May Project - A Scrappy Tree Quilt!
I love trees. Trees represent life, breath, strength, family and comfort. Six years ago, I discovered my grandma's free motion foot and started to "draw" trees on fabric. Here are a few samples...
(THIS IS NOT what we are doing :) Just sharing :)
I have also experimented with adding fabric to my tree designs.
(THIS IS NOT what we are doing either- unless you want to??? - I used a disappearing fabric pen and drew directly onto the fabric, then stitched over the lines using my free motion foot)
I have stood at the base of the mighty Sequoia trees in California. I have roamed through redwood forests of Western Canada and delighted in the art work of Emily Carr and the Group of Seven. Our back yard is full of trees; ceder, hemlock, maple, apple, pear, cherry and willow (to name a few). I have planted a tree in memory of each of my grandparents.
|View of our yard from kitchen window.|
|The pond behind our house.|
This winter, I entered a local quilt block challenge to celebrate the 160th Fall Fair in Wellesley. We were given the fabric to work with and could choose any pattern we wanted. I designed and created this...
Be creative! Let loose! Explore!
Choose ONE type of tree block to create.
Choose PLAIN white OR off white for the background.
Make TRUNKS BROWN. "Leaves" your choice (LIMIT the pinks and purple though!)
Block Size - 15.5 inches
TIPS AND TUTORIAL LINKS:
* Another quilting group has done a similar challenge and you can find GREAT LINKS to tree tutorials here.
* Look closely at the sample I linked and notice how most of the blocks combine some type of traditional quilting patterns with a twist - a wonky log cabin tree (bottom 2nd from the left), a tree with squares (top 2nd from left), a triangle tree stripped pieced similar to the spider web blocks (top left), strip pieced together and cut into a circle (bottom 3rd from left), flying geese, raw edge hexagons.
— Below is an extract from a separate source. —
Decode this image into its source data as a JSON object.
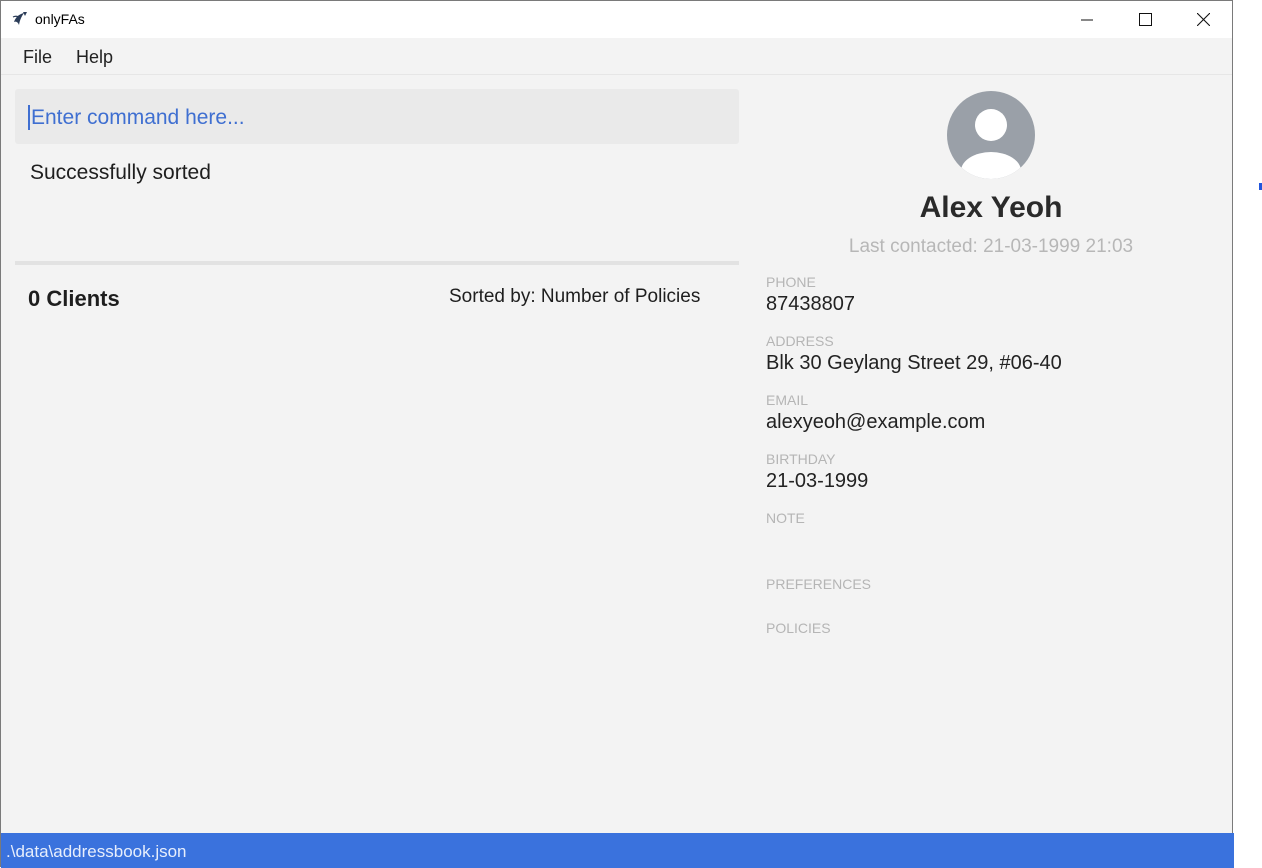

* I like the different sizes of trees in this block
* if you find that your finished block is too small...add a strip of your background fabric :)
* Here is a tutorial for making a tree using fusible webbing.
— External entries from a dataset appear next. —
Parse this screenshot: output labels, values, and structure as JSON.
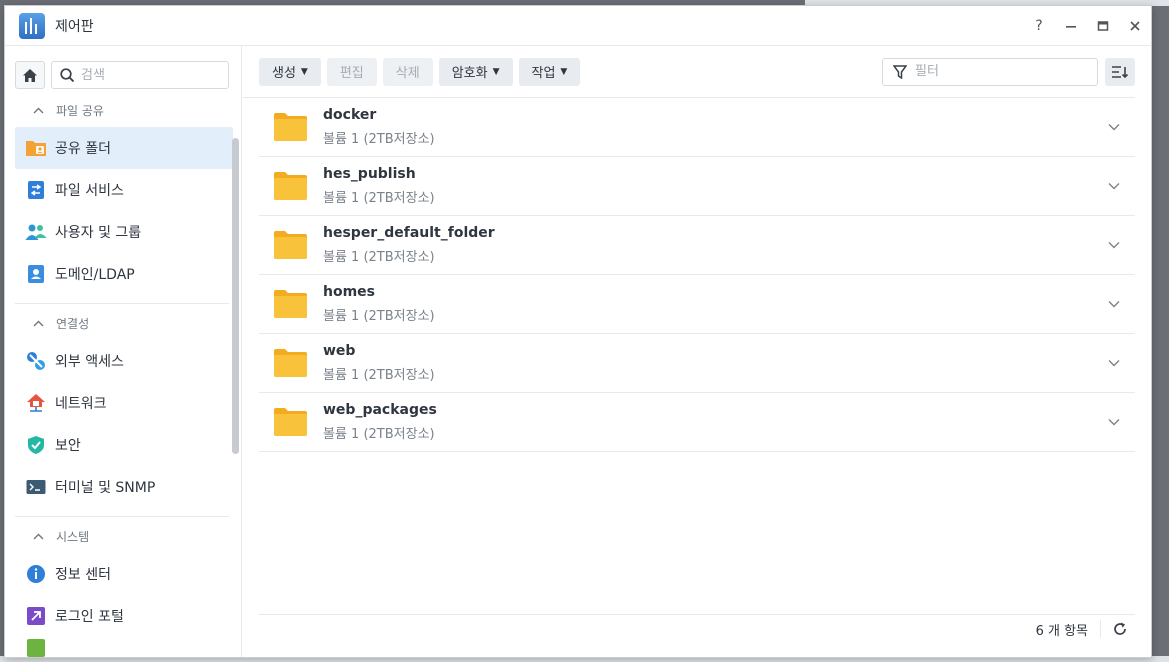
{
  "window": {
    "title": "제어판"
  },
  "sidebar": {
    "search_placeholder": "검색",
    "sections": [
      {
        "title": "파일 공유",
        "items": [
          "공유 폴더",
          "파일 서비스",
          "사용자 및 그룹",
          "도메인/LDAP"
        ]
      },
      {
        "title": "연결성",
        "items": [
          "외부 액세스",
          "네트워크",
          "보안",
          "터미널 및 SNMP"
        ]
      },
      {
        "title": "시스템",
        "items": [
          "정보 센터",
          "로그인 포털"
        ]
      }
    ]
  },
  "toolbar": {
    "create": "생성",
    "edit": "편집",
    "delete": "삭제",
    "encrypt": "암호화",
    "action": "작업",
    "filter_placeholder": "필터"
  },
  "folders": [
    {
      "name": "docker",
      "location": "볼륨 1 (2TB저장소)"
    },
    {
      "name": "hes_publish",
      "location": "볼륨 1 (2TB저장소)"
    },
    {
      "name": "hesper_default_folder",
      "location": "볼륨 1 (2TB저장소)"
    },
    {
      "name": "homes",
      "location": "볼륨 1 (2TB저장소)"
    },
    {
      "name": "web",
      "location": "볼륨 1 (2TB저장소)"
    },
    {
      "name": "web_packages",
      "location": "볼륨 1 (2TB저장소)"
    }
  ],
  "footer": {
    "count": "6 개 항목"
  },
  "colors": {
    "accent": "#e3eefb",
    "folder": "#f8c23a",
    "folder_dark": "#f3ab1f"
  }
}
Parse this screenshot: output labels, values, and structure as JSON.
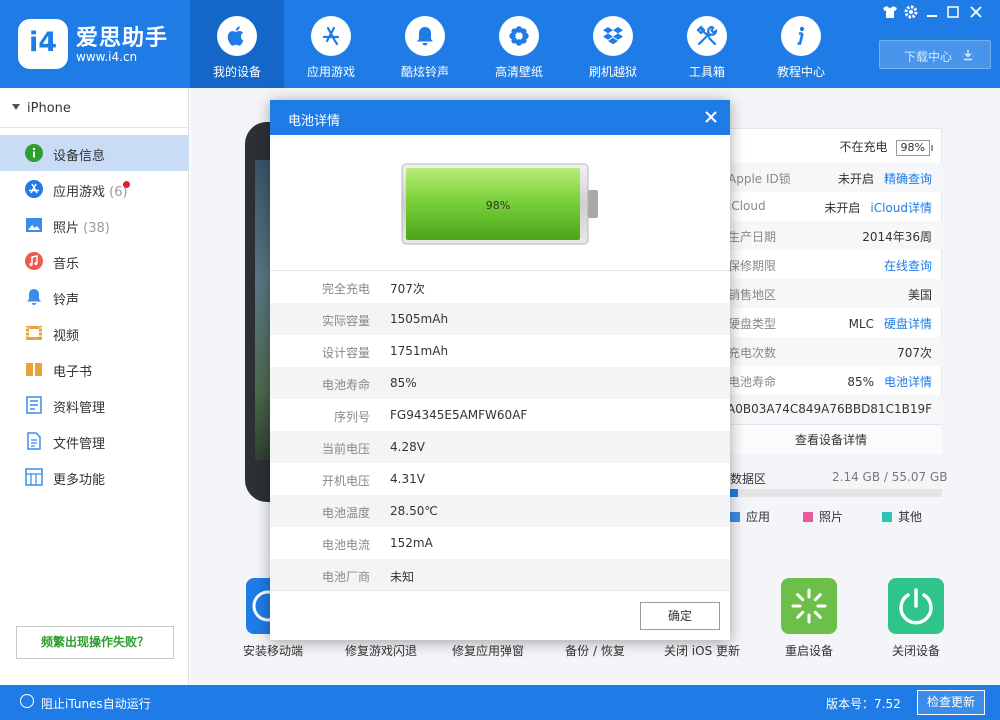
{
  "app": {
    "logo_text": "i4",
    "name": "爱思助手",
    "url": "www.i4.cn"
  },
  "nav": [
    {
      "label": "我的设备",
      "icon": "apple-icon"
    },
    {
      "label": "应用游戏",
      "icon": "app-store-icon"
    },
    {
      "label": "酷炫铃声",
      "icon": "bell-icon"
    },
    {
      "label": "高清壁纸",
      "icon": "flower-icon"
    },
    {
      "label": "刷机越狱",
      "icon": "dropbox-icon"
    },
    {
      "label": "工具箱",
      "icon": "tools-icon"
    },
    {
      "label": "教程中心",
      "icon": "info-icon"
    }
  ],
  "download_center": "下载中心",
  "sidebar": {
    "device": "iPhone",
    "items": [
      {
        "label": "设备信息",
        "count": "",
        "icon": "info-circle-icon",
        "color": "#2e9e2e"
      },
      {
        "label": "应用游戏",
        "count": "(6)",
        "icon": "app-store-icon",
        "color": "#1f7ce6"
      },
      {
        "label": "照片",
        "count": "(38)",
        "icon": "photo-icon",
        "color": "#3a8de9"
      },
      {
        "label": "音乐",
        "count": "",
        "icon": "music-icon",
        "color": "#f05a4a"
      },
      {
        "label": "铃声",
        "count": "",
        "icon": "bell-icon",
        "color": "#3a8de9"
      },
      {
        "label": "视频",
        "count": "",
        "icon": "video-icon",
        "color": "#e8a23a"
      },
      {
        "label": "电子书",
        "count": "",
        "icon": "book-icon",
        "color": "#e8a23a"
      },
      {
        "label": "资料管理",
        "count": "",
        "icon": "contacts-icon",
        "color": "#3a8de9"
      },
      {
        "label": "文件管理",
        "count": "",
        "icon": "file-icon",
        "color": "#3a8de9"
      },
      {
        "label": "更多功能",
        "count": "",
        "icon": "grid-icon",
        "color": "#3a8de9"
      }
    ],
    "fail_button": "频繁出现操作失败？"
  },
  "info": {
    "charging": "不在充电",
    "battery_pct": "98%",
    "rows": [
      {
        "key": "Apple ID锁",
        "value": "未开启",
        "link": "精确查询"
      },
      {
        "key": "iCloud",
        "value": "未开启",
        "link": "iCloud详情"
      },
      {
        "key": "生产日期",
        "value": "2014年36周",
        "link": ""
      },
      {
        "key": "保修期限",
        "value": "",
        "link": "在线查询"
      },
      {
        "key": "销售地区",
        "value": "美国",
        "link": ""
      },
      {
        "key": "硬盘类型",
        "value": "MLC",
        "link": "硬盘详情"
      },
      {
        "key": "充电次数",
        "value": "707次",
        "link": ""
      },
      {
        "key": "电池寿命",
        "value": "85%",
        "link": "电池详情"
      }
    ],
    "serial": "CA0B03A74C849A76BBD81C1B19F",
    "detail_button": "查看设备详情"
  },
  "storage": {
    "label": "数据区",
    "value": "2.14 GB / 55.07 GB",
    "used_fraction": 0.039,
    "legend": [
      {
        "label": "应用",
        "color": "#3a8de9"
      },
      {
        "label": "照片",
        "color": "#e85a9a"
      },
      {
        "label": "其他",
        "color": "#2ec4b6"
      }
    ]
  },
  "tools": [
    {
      "label": "安装移动端",
      "color": "#1f7ce6"
    },
    {
      "label": "修复游戏闪退",
      "color": ""
    },
    {
      "label": "修复应用弹窗",
      "color": ""
    },
    {
      "label": "备份 / 恢复",
      "color": ""
    },
    {
      "label": "关闭 iOS 更新",
      "color": ""
    },
    {
      "label": "重启设备",
      "color": "#6cc04a"
    },
    {
      "label": "关闭设备",
      "color": "#2ec48a"
    }
  ],
  "modal": {
    "title": "电池详情",
    "battery_level": 0.98,
    "battery_label": "98%",
    "rows": [
      {
        "key": "完全充电",
        "value": "707次"
      },
      {
        "key": "实际容量",
        "value": "1505mAh"
      },
      {
        "key": "设计容量",
        "value": "1751mAh"
      },
      {
        "key": "电池寿命",
        "value": "85%"
      },
      {
        "key": "序列号",
        "value": "FG94345E5AMFW60AF"
      },
      {
        "key": "当前电压",
        "value": "4.28V"
      },
      {
        "key": "开机电压",
        "value": "4.31V"
      },
      {
        "key": "电池温度",
        "value": "28.50℃"
      },
      {
        "key": "电池电流",
        "value": "152mA"
      },
      {
        "key": "电池厂商",
        "value": "未知"
      }
    ],
    "ok_button": "确定"
  },
  "status": {
    "itunes": "阻止iTunes自动运行",
    "version": "版本号：7.52",
    "update_button": "检查更新"
  }
}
* love this too :)
* I do not use fusible webbing. Instead, I use a glue stick and an erasable fabric pen (or chalk). This is how I make my fabric trees.
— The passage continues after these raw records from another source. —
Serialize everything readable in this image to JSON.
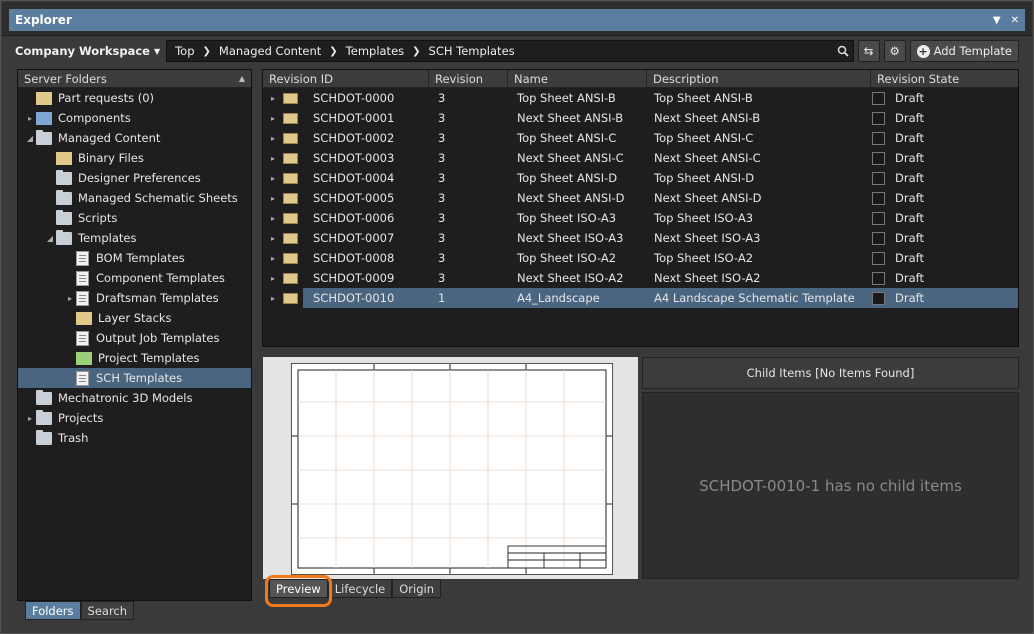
{
  "window": {
    "title": "Explorer"
  },
  "toolbar": {
    "workspace": "Company Workspace",
    "breadcrumbs": [
      "Top",
      "Managed Content",
      "Templates",
      "SCH Templates"
    ],
    "add_template_label": "Add Template"
  },
  "left_panel": {
    "header": "Server Folders",
    "items": [
      {
        "label": "Part requests (0)",
        "level": 0,
        "expander": "",
        "icon": "part-request-icon",
        "selected": false
      },
      {
        "label": "Components",
        "level": 0,
        "expander": "▸",
        "icon": "components-icon",
        "selected": false
      },
      {
        "label": "Managed Content",
        "level": 0,
        "expander": "◢",
        "icon": "folder-icon",
        "selected": false
      },
      {
        "label": "Binary Files",
        "level": 1,
        "expander": "",
        "icon": "binary-folder-icon",
        "selected": false
      },
      {
        "label": "Designer Preferences",
        "level": 1,
        "expander": "",
        "icon": "preferences-folder-icon",
        "selected": false
      },
      {
        "label": "Managed Schematic Sheets",
        "level": 1,
        "expander": "",
        "icon": "schematic-folder-icon",
        "selected": false
      },
      {
        "label": "Scripts",
        "level": 1,
        "expander": "",
        "icon": "scripts-folder-icon",
        "selected": false
      },
      {
        "label": "Templates",
        "level": 1,
        "expander": "◢",
        "icon": "folder-icon",
        "selected": false
      },
      {
        "label": "BOM Templates",
        "level": 2,
        "expander": "",
        "icon": "bom-template-icon",
        "selected": false
      },
      {
        "label": "Component Templates",
        "level": 2,
        "expander": "",
        "icon": "component-template-icon",
        "selected": false
      },
      {
        "label": "Draftsman Templates",
        "level": 2,
        "expander": "▸",
        "icon": "draftsman-template-icon",
        "selected": false
      },
      {
        "label": "Layer Stacks",
        "level": 2,
        "expander": "",
        "icon": "layer-stack-icon",
        "selected": false
      },
      {
        "label": "Output Job Templates",
        "level": 2,
        "expander": "",
        "icon": "output-job-icon",
        "selected": false
      },
      {
        "label": "Project Templates",
        "level": 2,
        "expander": "",
        "icon": "project-template-icon",
        "selected": false
      },
      {
        "label": "SCH Templates",
        "level": 2,
        "expander": "",
        "icon": "sch-template-icon",
        "selected": true
      },
      {
        "label": "Mechatronic 3D Models",
        "level": 0,
        "expander": "",
        "icon": "folder-icon",
        "selected": false
      },
      {
        "label": "Projects",
        "level": 0,
        "expander": "▸",
        "icon": "folder-icon",
        "selected": false
      },
      {
        "label": "Trash",
        "level": 0,
        "expander": "",
        "icon": "folder-icon",
        "selected": false
      }
    ],
    "tabs": [
      {
        "label": "Folders",
        "active": true
      },
      {
        "label": "Search",
        "active": false
      }
    ]
  },
  "grid": {
    "columns": [
      "Revision ID",
      "Revision",
      "Name",
      "Description",
      "Revision State"
    ],
    "rows": [
      {
        "id": "SCHDOT-0000",
        "rev": "3",
        "name": "Top Sheet ANSI-B",
        "desc": "Top Sheet ANSI-B",
        "state": "Draft",
        "selected": false
      },
      {
        "id": "SCHDOT-0001",
        "rev": "3",
        "name": "Next Sheet ANSI-B",
        "desc": "Next Sheet ANSI-B",
        "state": "Draft",
        "selected": false
      },
      {
        "id": "SCHDOT-0002",
        "rev": "3",
        "name": "Top Sheet ANSI-C",
        "desc": "Top Sheet ANSI-C",
        "state": "Draft",
        "selected": false
      },
      {
        "id": "SCHDOT-0003",
        "rev": "3",
        "name": "Next Sheet ANSI-C",
        "desc": "Next Sheet ANSI-C",
        "state": "Draft",
        "selected": false
      },
      {
        "id": "SCHDOT-0004",
        "rev": "3",
        "name": "Top Sheet ANSI-D",
        "desc": "Top Sheet ANSI-D",
        "state": "Draft",
        "selected": false
      },
      {
        "id": "SCHDOT-0005",
        "rev": "3",
        "name": "Next Sheet ANSI-D",
        "desc": "Next Sheet ANSI-D",
        "state": "Draft",
        "selected": false
      },
      {
        "id": "SCHDOT-0006",
        "rev": "3",
        "name": "Top Sheet ISO-A3",
        "desc": "Top Sheet ISO-A3",
        "state": "Draft",
        "selected": false
      },
      {
        "id": "SCHDOT-0007",
        "rev": "3",
        "name": "Next Sheet ISO-A3",
        "desc": "Next Sheet ISO-A3",
        "state": "Draft",
        "selected": false
      },
      {
        "id": "SCHDOT-0008",
        "rev": "3",
        "name": "Top Sheet ISO-A2",
        "desc": "Top Sheet ISO-A2",
        "state": "Draft",
        "selected": false
      },
      {
        "id": "SCHDOT-0009",
        "rev": "3",
        "name": "Next Sheet ISO-A2",
        "desc": "Next Sheet ISO-A2",
        "state": "Draft",
        "selected": false
      },
      {
        "id": "SCHDOT-0010",
        "rev": "1",
        "name": "A4_Landscape",
        "desc": "A4 Landscape Schematic Template",
        "state": "Draft",
        "selected": true
      }
    ]
  },
  "preview_tabs": [
    {
      "label": "Preview",
      "active": true
    },
    {
      "label": "Lifecycle",
      "active": false
    },
    {
      "label": "Origin",
      "active": false
    }
  ],
  "child_items": {
    "header": "Child Items [No Items Found]",
    "empty_message": "SCHDOT-0010-1 has no child items"
  },
  "colors": {
    "selection": "#4a6580",
    "title_bar": "#5b7e9e",
    "highlight": "#f07a1b"
  }
}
Here is a photo of my "leaves" up close.
I am really excited to see what you come up with. Please email me with any questions you might have. Keep looking at THIS sample quilt for ideas and inspiration! Let your creativity run wild. I hope you enjoy this project. Thanks in advance! Shauna :)
|A tree made of stones - Oregon Coast|